Copyright 2000 American Medical Association. All Rights Reserved. Applicable FARS/DFARS Restrictions Apply to Government Use.2000
In the 20th-century tradition of Posey and Spiller, '06; Bielshowsky, '38; and Cogan, '56, Leigh and Zee have written the quintessential text, The Neurology of Eye Movements. This third edition is large (646 pages), well written, and elegantly organized, using a highlighted guide to chapter content, tables that outline key points, and "Displays" that summarize critical structure, function, and clinical syndromes. The bibliography is exhaustive and up-to-date.
Leigh and Zee have approached eye movements from the perspective of fundamental anatomy and physiology. They use highly sophisticated search coil recordings to document both normal and abnormal motility. The book is devoid of photography of eye movements; instead, the authors have wisely chosen to demonstrate them dynamically using extensive videotaping on a companion CD-ROM at an additional cost. The text contains a number of excellent magnetic resonance imaging studies as well as some early-generation computed tomographic scans of rather poor quality. Overall, the presentation of diagnostic studies could be improved. Probably mirroring reality, discussions of therapeutic options are limited.
The Neurology of Eye Movements, 3rd ed. Arch Neurol. 2000;57(9):1375–1379. doi:
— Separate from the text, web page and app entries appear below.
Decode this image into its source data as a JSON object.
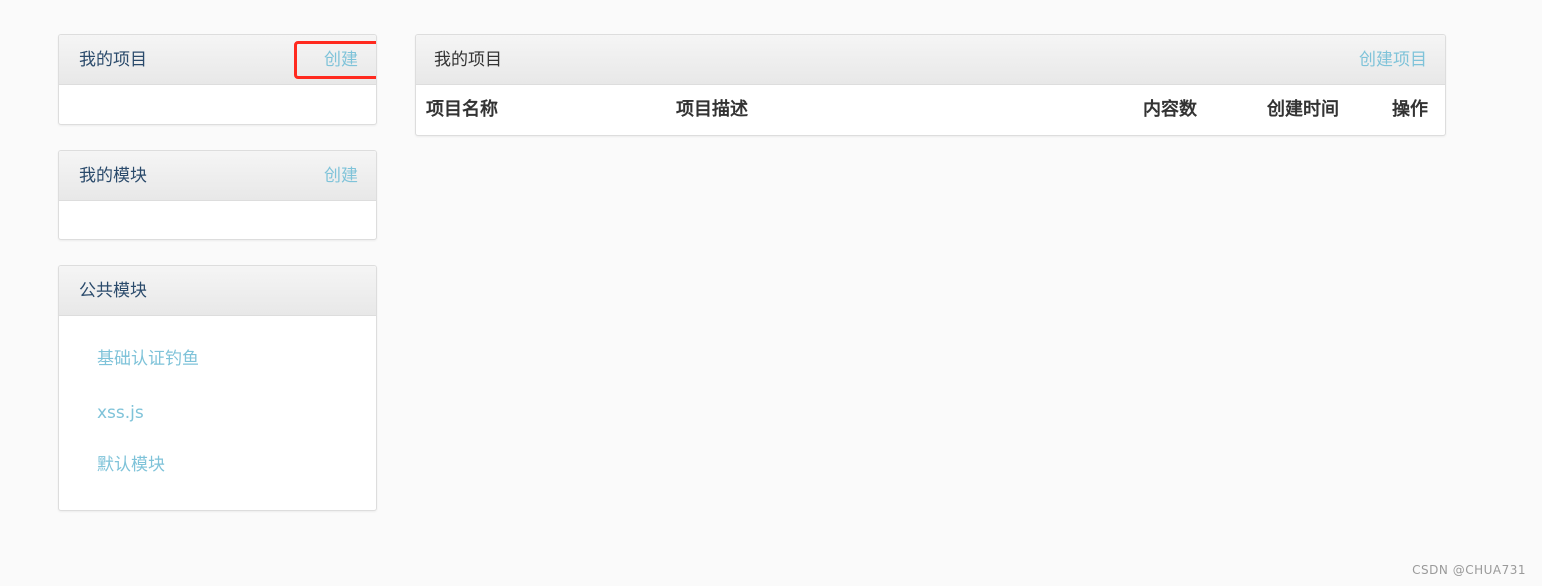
{
  "sidebar": {
    "my_projects": {
      "title": "我的项目",
      "create_label": "创建"
    },
    "my_modules": {
      "title": "我的模块",
      "create_label": "创建"
    },
    "public_modules": {
      "title": "公共模块",
      "items": [
        {
          "label": "基础认证钓鱼"
        },
        {
          "label": "xss.js"
        },
        {
          "label": "默认模块"
        }
      ]
    }
  },
  "main": {
    "title": "我的项目",
    "create_label": "创建项目",
    "table": {
      "columns": [
        "项目名称",
        "项目描述",
        "内容数",
        "创建时间",
        "操作"
      ]
    }
  },
  "watermark": "CSDN @CHUA731",
  "colors": {
    "link": "#7fc3d9",
    "title": "#2a4a6b",
    "highlight": "#ff2a1f"
  }
}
Customize your JAMA Network experience by selecting one or more topics from the list below.
Create a personal account or sign in to: